As people in the Roaring Fork Valley prepare for Independence Day picnics and other outdoor celebration, talk of the West Nile Virus on the Western Slope is increasing. The Colorado department of Public Health and Environment recently reported that mosquitoes carrying West Nile were collected in Adams, Boulder, Delta and Weld Counties. And Garfield County Vegetation Manager Steve Anthony expects to see more of the Culex mosquitoes that carry West Nile in the coming weeks.
KDNK's Eric Skalac spoke with Anthony to find out what to expect this summer and also about what precautions Garfield County residents can take to protect themselves.
Glenwood Springs Police are still seeking a suspect in last week's bank robbery in Glenwood Springs. The robbery took place at the Alpine Bank in West Glenwood at 1 p.m. on Monday, June 30.
Police are seeking a white male in his 50s who reportedly entered the Alpine Bank and demanded money after showing a bank teller a gun. The suspect received an undisclosed amount of money, at which point he left on foot towards the Glenwood Springs Mall. The suspect is described as a white male with salt and pepper stubble on his face. He is approximately 5 feet 8 inches tall, medium build, with salt and pepper hair, blue eyes and no perceptible accent. At the time of the robbery, the suspect was wearing a blue shirt, dark ball cap, light checkered shorts, white tennis shoes and white socks.
Glenwood Springs Police encourage anyone with information, no matter how minor they feel it is, call Detective Matt Gronbeck at 970-384-6500.
Carbondale's priorities were questioned by residents of Barber Drive earlier this week. On this week's news brief, KDNK's Eric Skalac talks to reporter John Colson who wrote about the state of Barber Drive in this week's Sopris Sun.
The U.S. Fish and Wildlife Service is considering taking grizzly bears in Yellowstone National Park off the endangered species list this fall. This will be the third attempt in seven years to delist the bears, but the Center for Biological Diversity says the agency is jumping the gun. On June 18th, the group filed a petition with the Federal government asking Fish and Wildlife to consider reintroducing grizzlies across their historic range, including Colorado. KDNK’s Amy Hadden Marsh asked CBD’s Noah Greenwald for details.
Click through to hear more from KDNK's conversation about grizzly bears.
When it comes to water, Colorado's kids can expect to face a challenging future. A growing population and increasing demand may mean difficult trade-offs. That's one reason educators and policymakers say it's critical to teach young people about water management. As part of "Connecting the Drops"—our series on Colorado water—Sam Fuqua visited two water education programs to see how they're handling this complicated topic.

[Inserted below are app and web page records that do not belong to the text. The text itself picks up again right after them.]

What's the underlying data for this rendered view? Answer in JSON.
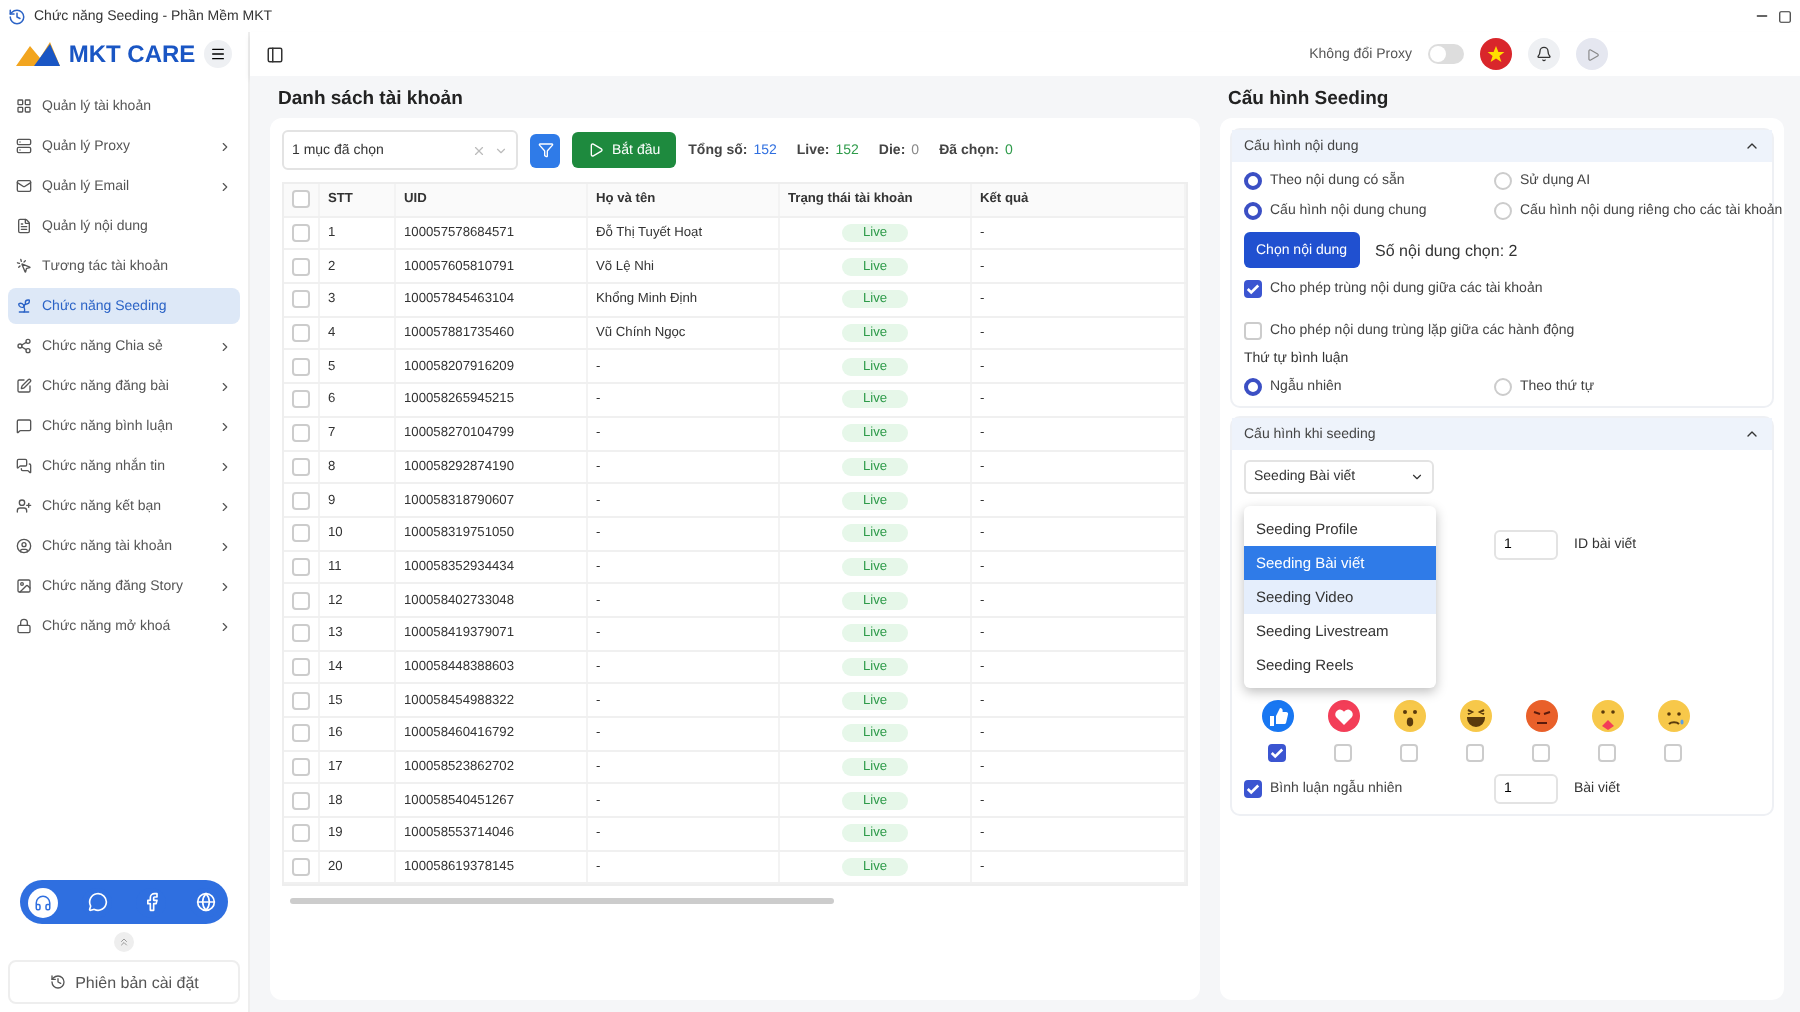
{
  "window": {
    "title": "Chức năng Seeding - Phần Mềm MKT"
  },
  "sidebar": {
    "brand": "MKT CARE",
    "items": [
      {
        "label": "Quản lý tài khoản",
        "selected": false,
        "expandable": false
      },
      {
        "label": "Quản lý Proxy",
        "selected": false,
        "expandable": true
      },
      {
        "label": "Quản lý Email",
        "selected": false,
        "expandable": true
      },
      {
        "label": "Quản lý nội dung",
        "selected": false,
        "expandable": false
      },
      {
        "label": "Tương tác tài khoản",
        "selected": false,
        "expandable": false
      },
      {
        "label": "Chức năng Seeding",
        "selected": true,
        "expandable": false
      },
      {
        "label": "Chức năng Chia sẻ",
        "selected": false,
        "expandable": true
      },
      {
        "label": "Chức năng đăng bài",
        "selected": false,
        "expandable": true
      },
      {
        "label": "Chức năng bình luận",
        "selected": false,
        "expandable": true
      },
      {
        "label": "Chức năng nhắn tin",
        "selected": false,
        "expandable": true
      },
      {
        "label": "Chức năng kết bạn",
        "selected": false,
        "expandable": true
      },
      {
        "label": "Chức năng tài khoản",
        "selected": false,
        "expandable": true
      },
      {
        "label": "Chức năng đăng Story",
        "selected": false,
        "expandable": true
      },
      {
        "label": "Chức năng mở khoá",
        "selected": false,
        "expandable": true
      }
    ],
    "version_label": "Phiên bản cài đặt"
  },
  "topbar": {
    "proxy_label": "Không đổi Proxy",
    "proxy_on": false
  },
  "accounts": {
    "title": "Danh sách tài khoản",
    "filter_value": "1 mục đã chọn",
    "start_button": "Bắt đầu",
    "stats": [
      {
        "label": "Tổng số:",
        "value": "152",
        "kind": "total"
      },
      {
        "label": "Live:",
        "value": "152",
        "kind": "live"
      },
      {
        "label": "Die:",
        "value": "0",
        "kind": "die"
      },
      {
        "label": "Đã chọn:",
        "value": "0",
        "kind": "picked"
      }
    ],
    "header_checked": false,
    "columns": [
      "STT",
      "UID",
      "Họ và tên",
      "Trạng thái tài khoản",
      "Kết quả"
    ],
    "rows": [
      {
        "stt": "1",
        "uid": "100057578684571",
        "name": "Đỗ Thị Tuyết Hoạt",
        "status": "Live",
        "result": "-",
        "checked": false
      },
      {
        "stt": "2",
        "uid": "100057605810791",
        "name": "Võ Lệ Nhi",
        "status": "Live",
        "result": "-",
        "checked": false
      },
      {
        "stt": "3",
        "uid": "100057845463104",
        "name": "Khổng Minh Định",
        "status": "Live",
        "result": "-",
        "checked": false
      },
      {
        "stt": "4",
        "uid": "100057881735460",
        "name": "Vũ Chính Ngọc",
        "status": "Live",
        "result": "-",
        "checked": false
      },
      {
        "stt": "5",
        "uid": "100058207916209",
        "name": "-",
        "status": "Live",
        "result": "-",
        "checked": false
      },
      {
        "stt": "6",
        "uid": "100058265945215",
        "name": "-",
        "status": "Live",
        "result": "-",
        "checked": false
      },
      {
        "stt": "7",
        "uid": "100058270104799",
        "name": "-",
        "status": "Live",
        "result": "-",
        "checked": false
      },
      {
        "stt": "8",
        "uid": "100058292874190",
        "name": "-",
        "status": "Live",
        "result": "-",
        "checked": false
      },
      {
        "stt": "9",
        "uid": "100058318790607",
        "name": "-",
        "status": "Live",
        "result": "-",
        "checked": false
      },
      {
        "stt": "10",
        "uid": "100058319751050",
        "name": "-",
        "status": "Live",
        "result": "-",
        "checked": false
      },
      {
        "stt": "11",
        "uid": "100058352934434",
        "name": "-",
        "status": "Live",
        "result": "-",
        "checked": false
      },
      {
        "stt": "12",
        "uid": "100058402733048",
        "name": "-",
        "status": "Live",
        "result": "-",
        "checked": false
      },
      {
        "stt": "13",
        "uid": "100058419379071",
        "name": "-",
        "status": "Live",
        "result": "-",
        "checked": false
      },
      {
        "stt": "14",
        "uid": "100058448388603",
        "name": "-",
        "status": "Live",
        "result": "-",
        "checked": false
      },
      {
        "stt": "15",
        "uid": "100058454988322",
        "name": "-",
        "status": "Live",
        "result": "-",
        "checked": false
      },
      {
        "stt": "16",
        "uid": "100058460416792",
        "name": "-",
        "status": "Live",
        "result": "-",
        "checked": false
      },
      {
        "stt": "17",
        "uid": "100058523862702",
        "name": "-",
        "status": "Live",
        "result": "-",
        "checked": false
      },
      {
        "stt": "18",
        "uid": "100058540451267",
        "name": "-",
        "status": "Live",
        "result": "-",
        "checked": false
      },
      {
        "stt": "19",
        "uid": "100058553714046",
        "name": "-",
        "status": "Live",
        "result": "-",
        "checked": false
      },
      {
        "stt": "20",
        "uid": "100058619378145",
        "name": "-",
        "status": "Live",
        "result": "-",
        "checked": false
      }
    ]
  },
  "seeding": {
    "title": "Cấu hình Seeding",
    "content_section": {
      "title": "Cấu hình nội dung",
      "expanded": true,
      "source_options": [
        {
          "label": "Theo nội dung có sẵn",
          "selected": true
        },
        {
          "label": "Sử dụng AI",
          "selected": false
        }
      ],
      "scope_options": [
        {
          "label": "Cấu hình nội dung chung",
          "selected": true
        },
        {
          "label": "Cấu hình nội dung riêng cho các tài khoản",
          "selected": false
        }
      ],
      "choose_button": "Chọn nội dung",
      "chosen_count": "Số nội dung chọn: 2",
      "checks": [
        {
          "label": "Cho phép trùng nội dung giữa các tài khoản",
          "checked": true
        },
        {
          "label": "Cho phép nội dung trùng lặp giữa các hành động",
          "checked": false
        }
      ],
      "order_label": "Thứ tự bình luận",
      "order_options": [
        {
          "label": "Ngẫu nhiên",
          "selected": true
        },
        {
          "label": "Theo thứ tự",
          "selected": false
        }
      ]
    },
    "seeding_section": {
      "title": "Cấu hình khi seeding",
      "expanded": true,
      "type_select": {
        "value": "Seeding Bài viết",
        "open": true,
        "options": [
          {
            "label": "Seeding Profile",
            "selected": false,
            "hovered": false
          },
          {
            "label": "Seeding Bài viết",
            "selected": true,
            "hovered": false
          },
          {
            "label": "Seeding Video",
            "selected": false,
            "hovered": true
          },
          {
            "label": "Seeding Livestream",
            "selected": false,
            "hovered": false
          },
          {
            "label": "Seeding Reels",
            "selected": false,
            "hovered": false
          }
        ]
      },
      "post_id": {
        "value": "1",
        "label": "ID bài viết"
      },
      "reactions": [
        {
          "kind": "like",
          "checked": true
        },
        {
          "kind": "love",
          "checked": false
        },
        {
          "kind": "wow",
          "checked": false
        },
        {
          "kind": "haha",
          "checked": false
        },
        {
          "kind": "angry",
          "checked": false
        },
        {
          "kind": "care",
          "checked": false
        },
        {
          "kind": "sad",
          "checked": false
        }
      ],
      "random_comment": {
        "label": "Bình luận ngẫu nhiên",
        "checked": true,
        "value": "1",
        "unit": "Bài viết"
      }
    }
  }
}
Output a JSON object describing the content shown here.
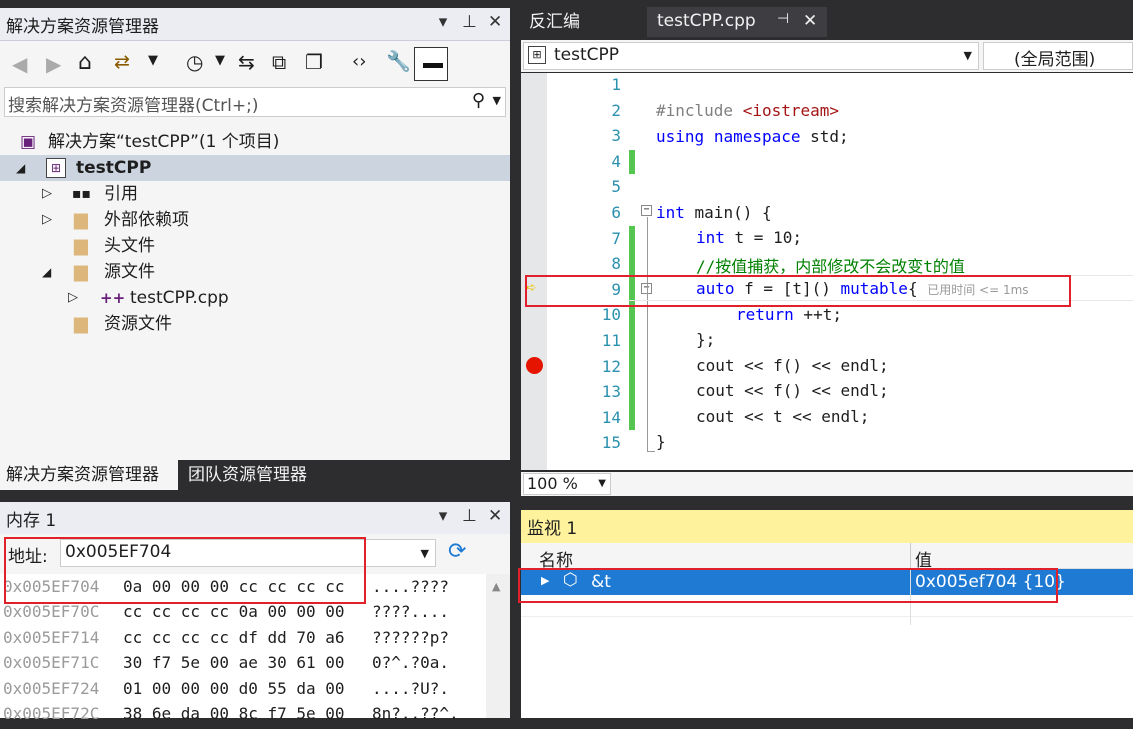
{
  "solution_explorer": {
    "title": "解决方案资源管理器",
    "search_placeholder": "搜索解决方案资源管理器(Ctrl+;)",
    "solution_label": "解决方案“testCPP”(1 个项目)",
    "project": "testCPP",
    "items": [
      "引用",
      "外部依赖项",
      "头文件",
      "源文件",
      "testCPP.cpp",
      "资源文件"
    ],
    "bottom_tabs": [
      "解决方案资源管理器",
      "团队资源管理器"
    ]
  },
  "editor": {
    "tabs": [
      "反汇编",
      "testCPP.cpp"
    ],
    "project_dropdown": "testCPP",
    "scope_dropdown": "(全局范围)",
    "zoom": "100 %",
    "timing_hint": "已用时间 <= 1ms",
    "line_numbers": [
      "1",
      "2",
      "3",
      "4",
      "5",
      "6",
      "7",
      "8",
      "9",
      "10",
      "11",
      "12",
      "13",
      "14",
      "15"
    ]
  },
  "memory": {
    "title": "内存 1",
    "address_label": "地址:",
    "address_value": "0x005EF704",
    "rows": [
      {
        "addr": "0x005EF704",
        "bytes": "0a 00 00 00 cc cc cc cc",
        "ascii": "....????"
      },
      {
        "addr": "0x005EF70C",
        "bytes": "cc cc cc cc 0a 00 00 00",
        "ascii": "????...."
      },
      {
        "addr": "0x005EF714",
        "bytes": "cc cc cc cc df dd 70 a6",
        "ascii": "??????p?"
      },
      {
        "addr": "0x005EF71C",
        "bytes": "30 f7 5e 00 ae 30 61 00",
        "ascii": "0?^.?0a."
      },
      {
        "addr": "0x005EF724",
        "bytes": "01 00 00 00 d0 55 da 00",
        "ascii": "....?U?."
      },
      {
        "addr": "0x005EF72C",
        "bytes": "38 6e da 00 8c f7 5e 00",
        "ascii": "8n?..??^."
      }
    ]
  },
  "watch": {
    "title": "监视 1",
    "col_name": "名称",
    "col_value": "值",
    "rows": [
      {
        "name": "&t",
        "value": "0x005ef704 {10}"
      }
    ]
  }
}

On this week's news brief, KDNK's Eric Skalac talks to Brent Gardner Smith of Aspen Journalism about a large wedding last weekend that has some locals out of sorts and prompted an emergency ordinance in Pitkin County.
Head to Aspen Journalism's website for photos of the wedding site and impacts to the area.
It's summertime and that means wild animals and birds are having babies. It may be tempting to pick up and cuddle a fuzzy gosling or come to the rescue of a lone fawn in the backyard, but Colorado Parks and Wildlife says any kind of contact with baby wildlife can cause more harm than good. KDNK's Amy Hadden Marsh has more.
In its quest to secure the U.S.-Mexico border, the U.S. Border Patrol is running roughshod over huge swaths of desert wilderness with complete immunity from U.S. environmental laws. That's what Ray Ring, a senior editor for High Country News, discovered on a recent reporting trip to the border. For the latest edition of Sounds of the High Country, KDNK's collaboration with the magazine, Ring told Nelson Harvey about the tremendous environmental price we're paying at the border, and why it's tough to quantify what we're getting in return.
In May, the Environmental Protection Agency announced that it might seek more transparency when it comes to disclosure of chemicals used in hydraulic fracturing. The announcement comes three years after environmental law group Earthjustice petitioned the agency on behalf of over 100 conservation groups. At first, Earthjustice thought this was good news but, part of the government's response came as a surprise: If EPA comes up with a new rule, it will only apply to oil and natural gas activities on private land. KDNK's Amy Hadden Marsh has more about why this could be a problem.
Famous sculptor James Surls recently unveiled the design for his sculpture to be installed in Carbondale's coming roundabout. And since then, some Carbondale residents have expressed dissatisfaction with the process for choosing what would be in that prominent spot. At Tuesday's Board of Trustees meeting, Carbondale trustee Allyn Harvey brought up what he called a "poisonous atmosphere" out on Main Street regarding the sculpture. After the meeting, KDNK's Eric Skalac spoke to Harvey about what he was hearing from the public.